Citrus Greening

Britt Reints via Flickr Creative Commons

Overcoming the bacterial disease, citrus greening, remains the citrus industry’s most pressing challenge, but there’s growing optimism among growers in Southwest Florida.  That was the main message from the Gulf Citrus Growers Association’s 29th annual meeting in Immokalee June 3.


The U.S. Department of Agriculture is offering $23 million dollars in grant funding to combat citrus greening. The entire state of Florida is in a quarantine for the disease that causes trees to produce bitter fruit and eventually die.

Citrus greening, which has laid waste to vast swaths of Florida's famed orange groves, has definitely gotten the attention of the federal government.

Monday, Agriculture Secretary Tom Vilsack announced he was allocating $30 million for 22 projects to help citrus producers combat citrus greening. It's considered one of the most serious citrus plant diseases in the world. It's also known as Huanglongbing, or yellow dragon disease. Once a tree is infected, there is no cure.

Ikiwaner via Wikimedia Creative Commons

Hundreds of researchers from across the globe are in Orlando this week to talk about one thing, citrus greening. It's a disease that's devastating Florida's $9 billion iconic crop and threatening citrus worldwide.
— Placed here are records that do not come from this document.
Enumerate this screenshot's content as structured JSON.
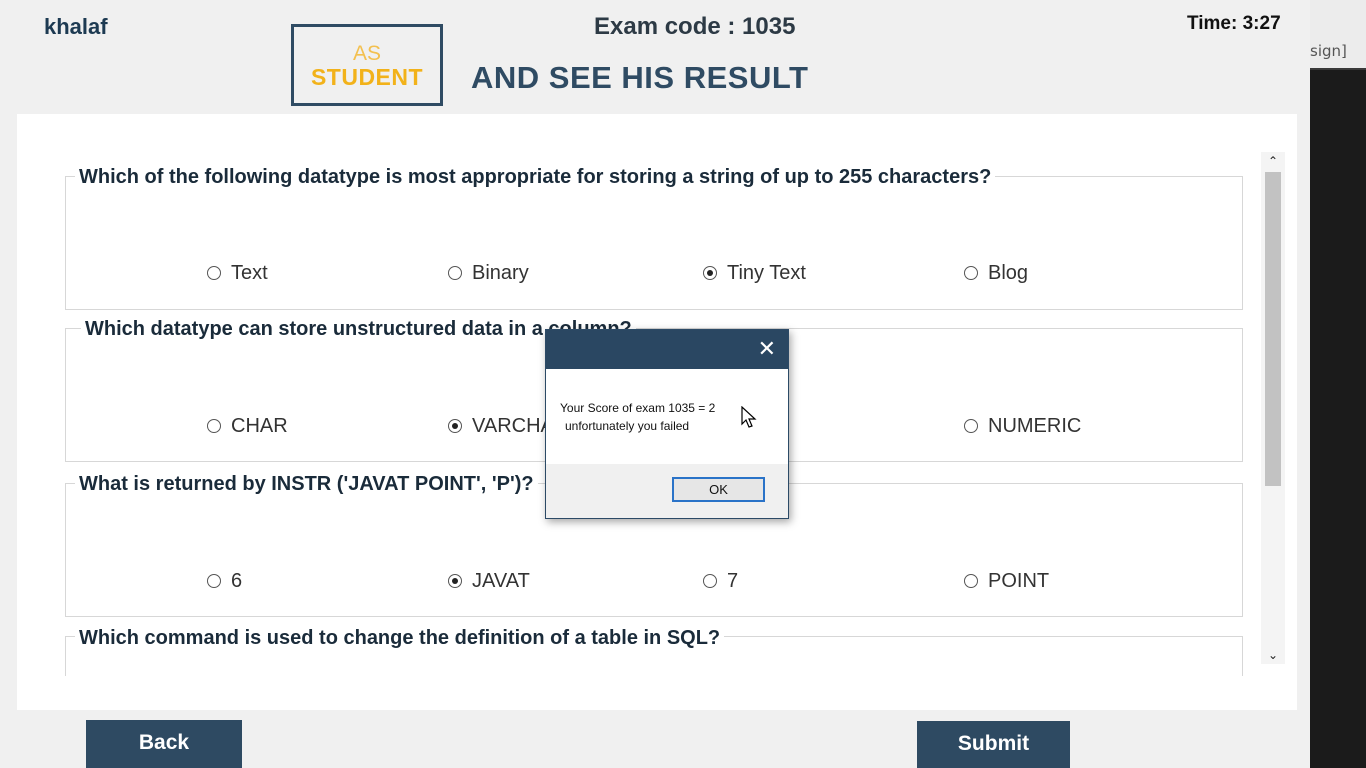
{
  "header": {
    "username": "khalaf",
    "logo": {
      "line1": "AS",
      "line2": "STUDENT"
    },
    "exam_code": "Exam code : 1035",
    "timer": "Time: 3:27",
    "headline": "AND SEE HIS RESULT"
  },
  "side_window": {
    "partial_text": "sign]"
  },
  "questions": [
    {
      "text": "Which of the following datatype is most appropriate for storing a string of up to 255 characters?",
      "options": [
        "Text",
        "Binary",
        "Tiny Text",
        "Blog"
      ],
      "selected": "Tiny Text"
    },
    {
      "text": "Which datatype can store unstructured data in a column?",
      "options": [
        "CHAR",
        "VARCHAR",
        "",
        "NUMERIC"
      ],
      "selected": "VARCHAR"
    },
    {
      "text": "What is returned by INSTR ('JAVAT POINT', 'P')?",
      "options": [
        "6",
        "JAVAT",
        "7",
        "POINT"
      ],
      "selected": "JAVAT"
    },
    {
      "text": "Which command is used to change the definition of a table in SQL?",
      "options": [],
      "selected": ""
    }
  ],
  "scrollbar": {
    "up_glyph": "⌃",
    "down_glyph": "⌄"
  },
  "buttons": {
    "back": "Back",
    "submit": "Submit"
  },
  "dialog": {
    "close_glyph": "✕",
    "line1": "Your Score of exam 1035 = 2",
    "line2": "unfortunately you failed",
    "ok": "OK"
  },
  "colors": {
    "navy": "#2e4a62",
    "logo_gold": "#f2b21a",
    "dialog_title": "#2a4762",
    "ok_focus_border": "#2a73c8"
  }
}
Some of the most promising research comes from tiny Lake Alfred, Florida, the global front line in the fight against greening.

University of Florida
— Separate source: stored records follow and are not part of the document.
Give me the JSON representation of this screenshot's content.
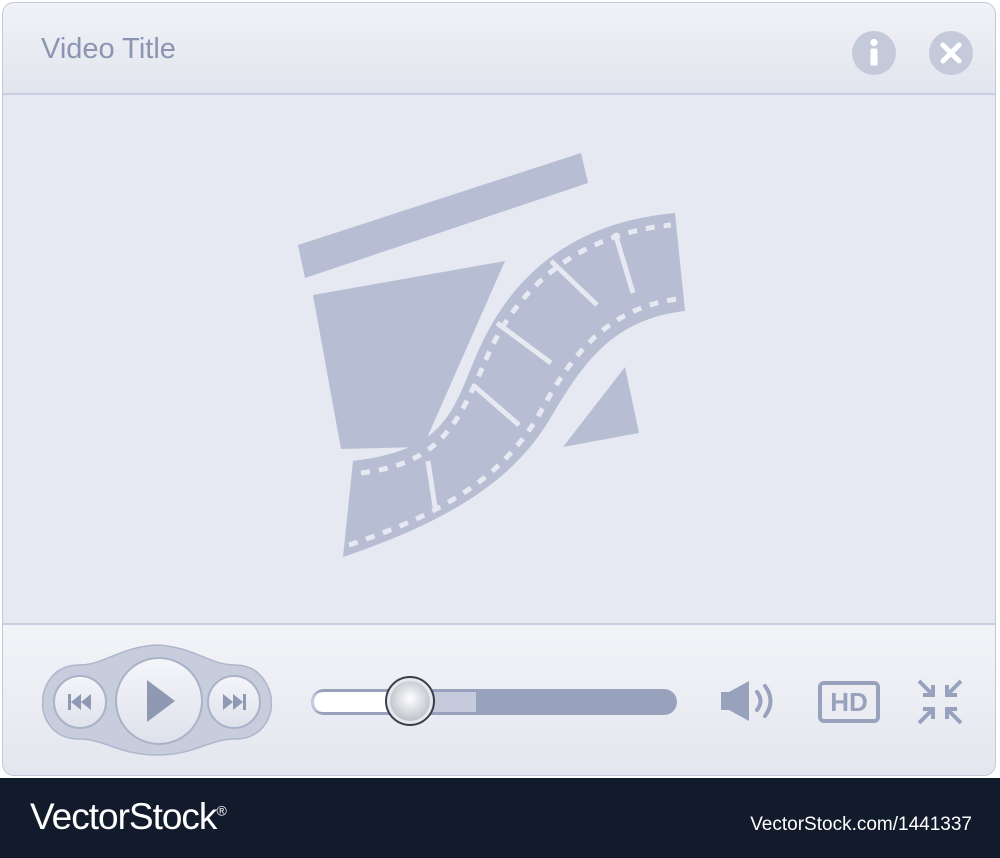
{
  "window": {
    "title": "Video Title",
    "info_icon": "info-icon",
    "close_icon": "close-icon"
  },
  "viewport": {
    "placeholder_icon": "clapperboard-film-icon"
  },
  "controls": {
    "prev_icon": "skip-back-icon",
    "play_icon": "play-icon",
    "next_icon": "skip-forward-icon",
    "seek_progress": 0.27,
    "seek_buffered": 0.45,
    "volume_icon": "volume-icon",
    "hd_label": "HD",
    "exit_fullscreen_icon": "exit-fullscreen-icon"
  },
  "footer": {
    "brand": "VectorStock",
    "registered": "®",
    "stock_id": "VectorStock.com/1441337"
  },
  "colors": {
    "accent": "#8a95b1",
    "icon": "#b7bed3",
    "frame": "#c3c8d8",
    "footer_bg": "#121b2b"
  }
}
Citrus producers might have another tool for their fight against citrus greening.